**Work instruction:** For the string "script", search the entries below and copy every line where it appears.

Interface dataset entries
--------------------

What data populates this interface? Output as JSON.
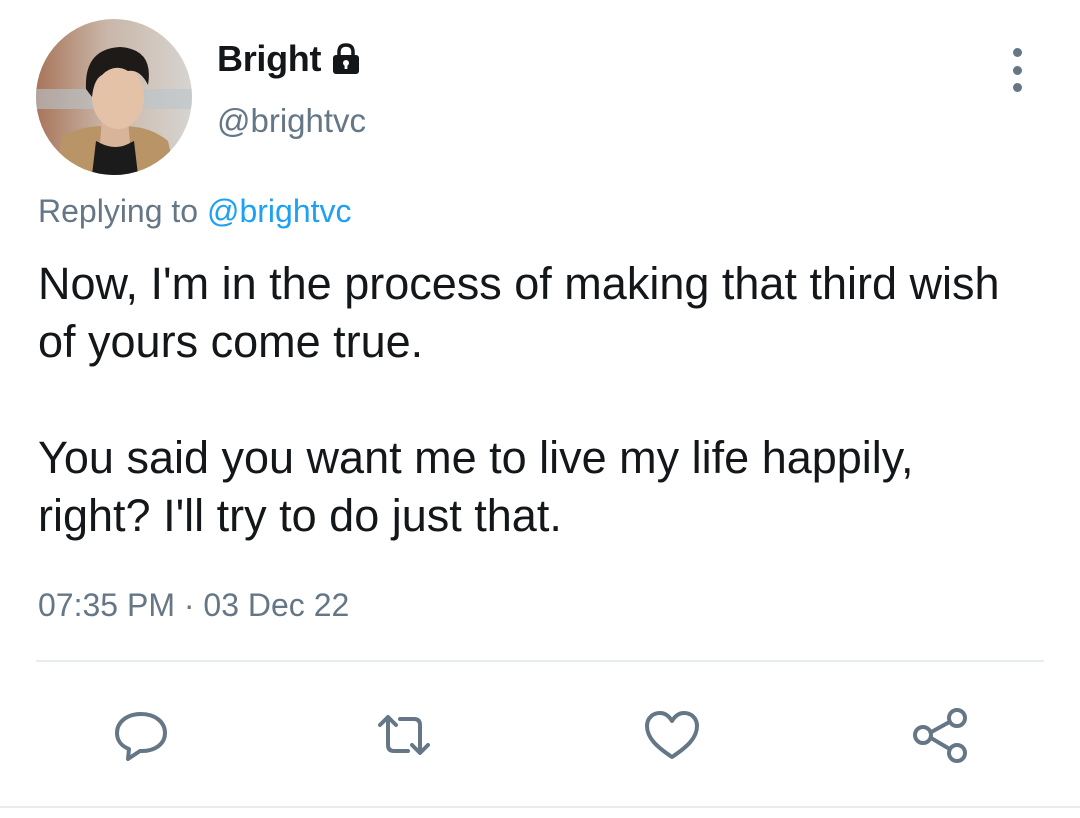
{
  "author": {
    "display_name": "Bright",
    "handle": "@brightvc",
    "avatar_icon": "profile-photo",
    "protected_icon": "lock-icon"
  },
  "reply": {
    "prefix": "Replying to",
    "mention": "@brightvc"
  },
  "tweet": {
    "paragraphs": [
      "Now, I'm in the process of making that third wish of yours come true.",
      "You said you want me to live my life happily, right? I'll try to do just that."
    ],
    "timestamp": "07:35 PM · 03 Dec 22"
  },
  "actions": {
    "reply_icon": "reply-icon",
    "retweet_icon": "retweet-icon",
    "like_icon": "heart-icon",
    "share_icon": "share-icon"
  },
  "colors": {
    "text_primary": "#14171a",
    "text_secondary": "#657786",
    "link": "#1da1f2",
    "divider": "#e6ecf0"
  }
}
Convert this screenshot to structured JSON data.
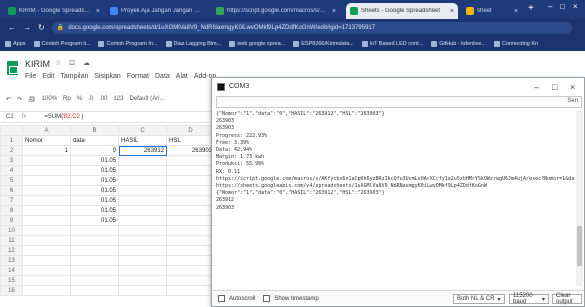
{
  "browser": {
    "tabs": [
      {
        "title": "KIRIM - Google Spreadsheet",
        "color": "#0f9d58",
        "active": false
      },
      {
        "title": "Proyek Aja Jangan Jangan Lah",
        "color": "#4285f4",
        "active": false
      },
      {
        "title": "https://script.google.com/macros/s/AKf",
        "color": "#34a853",
        "active": false
      },
      {
        "title": "Sheets - Google Spreadsheet",
        "color": "#0f9d58",
        "active": true
      },
      {
        "title": "sheet",
        "color": "#f4b400",
        "active": false
      }
    ],
    "new_tab_symbol": "+",
    "window_controls": [
      "–",
      "□",
      "×"
    ],
    "url": "docs.google.com/spreadsheets/d/1uXGMlVa8V9_NdRNaxmgyK0iLwvOMkf9Lp4ZDdfKoGnW/edit#gid=1713795917",
    "bookmarks": [
      "Apps",
      "Contoh Program li...",
      "Contoh Program In...",
      "Diaz Lagging Blm...",
      "web google sprea...",
      "ESP8266/Kirimdata...",
      "loT Based LED cont...",
      "GitHub - kdenlive...",
      "Connecting Kn"
    ]
  },
  "sheets": {
    "doc_title": "KIRIM",
    "title_icons": "☆ ⊡ ☁",
    "menu": [
      "File",
      "Edit",
      "Tampilan",
      "Sisipkan",
      "Format",
      "Data",
      "Alat",
      "Add-on"
    ],
    "tools": [
      "↶",
      "↷",
      "🖨",
      "100%",
      "Rp",
      "%",
      ".0",
      ".00",
      "123",
      "Default (Ari..."
    ],
    "name_box": "C2",
    "fx_label": "fx",
    "formula_prefix": "=SUM(",
    "formula_ref": "B2:C2 ",
    "formula_suffix": ")",
    "columns": [
      "A",
      "B",
      "C",
      "D"
    ],
    "rows": [
      {
        "n": "1",
        "cells": [
          "Nomor",
          "data",
          "HASIL",
          "HSL"
        ]
      },
      {
        "n": "2",
        "cells": [
          "1",
          "0",
          "263912",
          "263903"
        ]
      },
      {
        "n": "3",
        "cells": [
          "",
          "01.05",
          "",
          ""
        ]
      },
      {
        "n": "4",
        "cells": [
          "",
          "01.05",
          "",
          ""
        ]
      },
      {
        "n": "5",
        "cells": [
          "",
          "01.05",
          "",
          ""
        ]
      },
      {
        "n": "6",
        "cells": [
          "",
          "01.05",
          "",
          ""
        ]
      },
      {
        "n": "7",
        "cells": [
          "",
          "01.05",
          "",
          ""
        ]
      },
      {
        "n": "8",
        "cells": [
          "",
          "01.05",
          "",
          ""
        ]
      },
      {
        "n": "9",
        "cells": [
          "",
          "01.05",
          "",
          ""
        ]
      },
      {
        "n": "10",
        "cells": [
          "",
          "",
          "",
          ""
        ]
      },
      {
        "n": "11",
        "cells": [
          "",
          "",
          "",
          ""
        ]
      },
      {
        "n": "12",
        "cells": [
          "",
          "",
          "",
          ""
        ]
      },
      {
        "n": "13",
        "cells": [
          "",
          "",
          "",
          ""
        ]
      },
      {
        "n": "14",
        "cells": [
          "",
          "",
          "",
          ""
        ]
      },
      {
        "n": "15",
        "cells": [
          "",
          "",
          "",
          ""
        ]
      },
      {
        "n": "16",
        "cells": [
          "",
          "",
          "",
          ""
        ]
      }
    ]
  },
  "cmd": {
    "title": "COM3",
    "window_controls": [
      "–",
      "□",
      "×"
    ],
    "send_label": "Sen",
    "output": [
      "{\"Nomor\":\"1\",\"data\":\"0\",\"HASIL\":\"263912\",\"HSL\":\"263903\"}",
      "263903",
      "263903",
      "Progress: 222.93%",
      "Free: 3.39%",
      "Data: 42.94%",
      "Margin: 1.73 kwh",
      "Produksi: 55.98%",
      "RX: 0.11",
      "https://script.google.com/macros/s/AKfycbx6n1aCpKh6yzBRzIkcQfu3UcmLv0ArXCrfy1a2u5zbHMrYSk0WzrwgU6Jm4ujA/exec?Nomor=1&data=0",
      "https://sheets.googleapis.com/v4/spreadsheets/1uXGMlVa8V9_NdRNaxmgyK0iLwvOMkf9Lp4ZDdfKoGnW",
      "{\"Nomor\":\"1\",\"data\":\"0\",\"HASIL\":\"263912\",\"HSL\":\"263903\"}",
      "263912",
      "263903"
    ],
    "autoscroll_label": "Autoscroll",
    "timestamp_label": "Show timestamp",
    "line_ending": "Both NL & CR",
    "baud": "115200 baud",
    "clear_label": "Clear output"
  }
}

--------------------

**Response area:**
        "title": "https://script.google.com/macros/s/AKf",
      "https://script.google.com/macros/s/AKfycbx6n1aCpKh6yzBRzIkcQfu3UcmLv0ArXCrfy1a2u5zbHMrYSk0WzrwgU6Jm4ujA/exec?Nomor=1&data=0",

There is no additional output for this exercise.